EXERCISE PROMPT: Check every line of the records below for the string "value" and copy the ones that have it.

START THE INPUT

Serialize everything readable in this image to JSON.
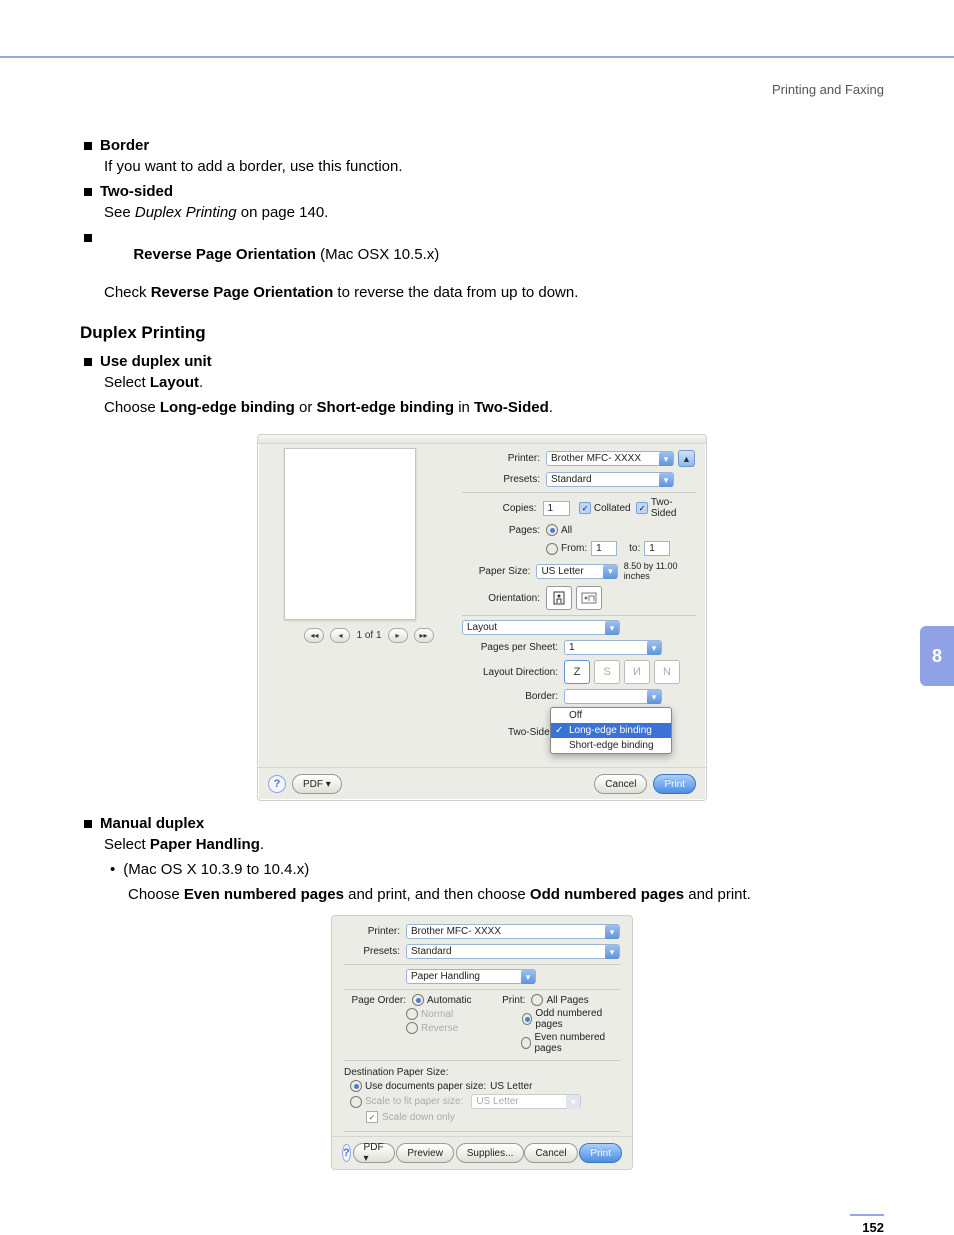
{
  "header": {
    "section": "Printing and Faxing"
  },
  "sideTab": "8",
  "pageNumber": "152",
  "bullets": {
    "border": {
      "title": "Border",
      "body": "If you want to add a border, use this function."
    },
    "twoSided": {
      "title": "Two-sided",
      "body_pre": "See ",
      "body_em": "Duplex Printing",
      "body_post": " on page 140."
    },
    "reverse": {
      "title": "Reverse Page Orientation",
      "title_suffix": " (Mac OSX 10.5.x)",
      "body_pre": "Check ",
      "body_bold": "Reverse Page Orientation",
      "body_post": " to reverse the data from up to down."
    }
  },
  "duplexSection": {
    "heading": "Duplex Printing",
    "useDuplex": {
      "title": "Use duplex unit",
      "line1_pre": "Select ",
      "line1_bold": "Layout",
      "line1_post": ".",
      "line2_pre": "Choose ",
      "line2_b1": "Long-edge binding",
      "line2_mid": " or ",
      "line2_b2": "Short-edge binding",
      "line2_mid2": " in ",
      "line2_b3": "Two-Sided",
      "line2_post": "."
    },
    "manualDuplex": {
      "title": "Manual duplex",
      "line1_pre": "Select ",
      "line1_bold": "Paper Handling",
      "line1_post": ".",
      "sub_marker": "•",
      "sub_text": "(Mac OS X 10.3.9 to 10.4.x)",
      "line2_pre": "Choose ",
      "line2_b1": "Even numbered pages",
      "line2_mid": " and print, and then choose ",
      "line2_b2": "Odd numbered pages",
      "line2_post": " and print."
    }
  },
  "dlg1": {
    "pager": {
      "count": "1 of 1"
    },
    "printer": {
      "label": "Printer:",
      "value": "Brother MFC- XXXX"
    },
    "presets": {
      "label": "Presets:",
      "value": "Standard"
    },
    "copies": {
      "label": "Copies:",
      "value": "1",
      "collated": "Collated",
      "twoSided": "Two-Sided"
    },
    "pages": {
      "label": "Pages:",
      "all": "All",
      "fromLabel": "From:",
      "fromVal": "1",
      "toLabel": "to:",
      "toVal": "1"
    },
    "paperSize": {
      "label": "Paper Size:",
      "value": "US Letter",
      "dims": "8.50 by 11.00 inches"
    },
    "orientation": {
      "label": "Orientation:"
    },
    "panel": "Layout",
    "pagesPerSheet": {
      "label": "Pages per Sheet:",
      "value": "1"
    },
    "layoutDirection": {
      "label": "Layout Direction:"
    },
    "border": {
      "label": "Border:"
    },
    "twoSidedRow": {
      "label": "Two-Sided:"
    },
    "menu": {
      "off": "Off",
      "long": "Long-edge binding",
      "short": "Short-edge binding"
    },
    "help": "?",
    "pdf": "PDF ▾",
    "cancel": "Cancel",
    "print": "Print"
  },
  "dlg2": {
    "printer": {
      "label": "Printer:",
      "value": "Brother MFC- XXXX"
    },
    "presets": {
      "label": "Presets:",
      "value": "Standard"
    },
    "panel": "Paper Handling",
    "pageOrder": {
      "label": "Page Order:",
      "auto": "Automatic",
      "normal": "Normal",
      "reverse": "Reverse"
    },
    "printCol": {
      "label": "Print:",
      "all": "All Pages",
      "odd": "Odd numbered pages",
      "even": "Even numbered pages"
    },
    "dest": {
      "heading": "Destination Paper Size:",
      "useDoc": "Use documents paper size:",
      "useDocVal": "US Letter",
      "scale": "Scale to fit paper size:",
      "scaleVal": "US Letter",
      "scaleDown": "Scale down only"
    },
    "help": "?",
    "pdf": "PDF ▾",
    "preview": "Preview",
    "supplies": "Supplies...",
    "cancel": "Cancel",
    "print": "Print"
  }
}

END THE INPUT
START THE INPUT

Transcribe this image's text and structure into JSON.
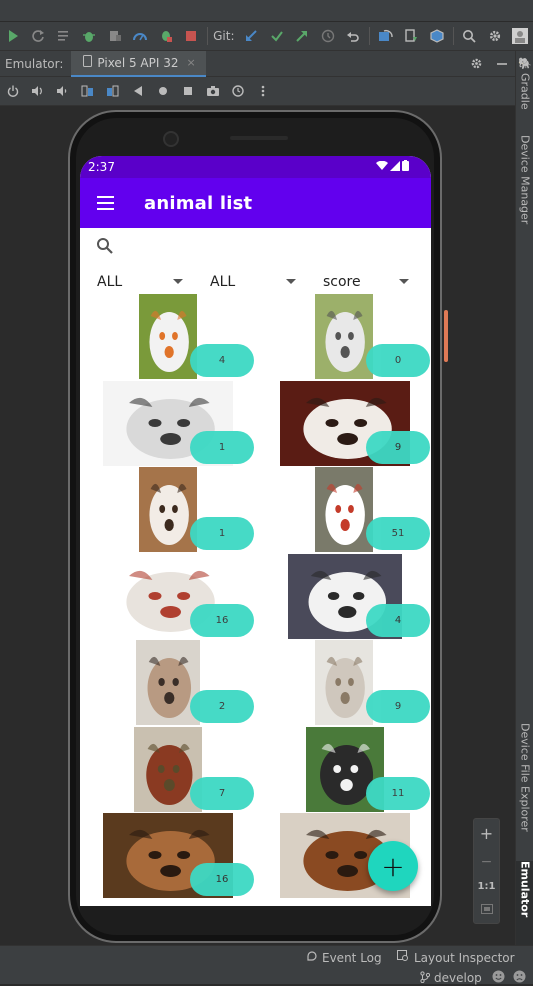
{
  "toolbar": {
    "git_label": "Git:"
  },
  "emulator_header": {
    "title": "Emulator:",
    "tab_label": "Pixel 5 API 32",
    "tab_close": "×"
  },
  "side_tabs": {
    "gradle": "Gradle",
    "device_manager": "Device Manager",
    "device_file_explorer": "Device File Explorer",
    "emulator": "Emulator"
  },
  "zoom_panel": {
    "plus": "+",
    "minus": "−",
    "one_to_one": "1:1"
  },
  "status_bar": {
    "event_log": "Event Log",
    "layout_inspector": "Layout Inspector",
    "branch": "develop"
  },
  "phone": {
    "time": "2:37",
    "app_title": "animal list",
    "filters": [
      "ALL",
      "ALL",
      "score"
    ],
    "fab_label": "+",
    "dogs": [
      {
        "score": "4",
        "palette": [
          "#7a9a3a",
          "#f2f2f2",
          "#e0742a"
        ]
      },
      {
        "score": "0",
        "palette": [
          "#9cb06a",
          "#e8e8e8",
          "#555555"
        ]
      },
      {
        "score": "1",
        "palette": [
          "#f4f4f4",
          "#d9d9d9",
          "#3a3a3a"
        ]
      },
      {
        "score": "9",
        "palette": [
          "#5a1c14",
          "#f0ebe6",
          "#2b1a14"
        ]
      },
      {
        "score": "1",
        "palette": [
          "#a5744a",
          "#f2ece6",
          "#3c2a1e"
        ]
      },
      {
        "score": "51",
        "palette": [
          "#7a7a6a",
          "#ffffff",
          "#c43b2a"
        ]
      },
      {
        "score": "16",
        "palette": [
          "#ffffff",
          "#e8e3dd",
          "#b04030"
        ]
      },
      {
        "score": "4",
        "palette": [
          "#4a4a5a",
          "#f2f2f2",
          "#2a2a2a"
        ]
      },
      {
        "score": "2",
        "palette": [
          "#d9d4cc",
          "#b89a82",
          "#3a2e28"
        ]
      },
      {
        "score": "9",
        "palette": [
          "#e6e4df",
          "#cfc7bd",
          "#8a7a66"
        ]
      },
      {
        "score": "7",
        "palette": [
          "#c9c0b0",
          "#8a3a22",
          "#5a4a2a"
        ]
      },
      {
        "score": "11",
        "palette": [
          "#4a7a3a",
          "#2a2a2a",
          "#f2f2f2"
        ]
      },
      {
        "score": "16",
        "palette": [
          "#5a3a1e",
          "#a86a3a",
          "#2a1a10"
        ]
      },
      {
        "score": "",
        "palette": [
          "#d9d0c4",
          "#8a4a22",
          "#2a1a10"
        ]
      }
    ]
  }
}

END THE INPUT
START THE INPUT

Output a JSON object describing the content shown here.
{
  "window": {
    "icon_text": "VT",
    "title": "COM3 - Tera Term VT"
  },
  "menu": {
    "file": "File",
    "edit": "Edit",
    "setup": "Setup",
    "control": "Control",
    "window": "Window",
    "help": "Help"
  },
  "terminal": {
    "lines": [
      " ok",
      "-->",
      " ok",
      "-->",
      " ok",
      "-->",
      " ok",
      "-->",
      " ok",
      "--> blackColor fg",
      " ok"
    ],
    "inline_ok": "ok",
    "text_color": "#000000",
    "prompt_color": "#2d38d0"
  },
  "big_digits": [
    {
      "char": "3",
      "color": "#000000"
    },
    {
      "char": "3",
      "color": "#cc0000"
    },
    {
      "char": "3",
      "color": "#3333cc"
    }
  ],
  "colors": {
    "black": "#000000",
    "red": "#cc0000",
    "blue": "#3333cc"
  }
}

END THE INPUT

FINAL ANSWER:
      "value": "Brother MFC- XXXX"
      "value": "Standard"
      "value": "1",
      "value": "US Letter",
      "value": "1"
      "value": "Brother MFC- XXXX"
      "value": "Standard"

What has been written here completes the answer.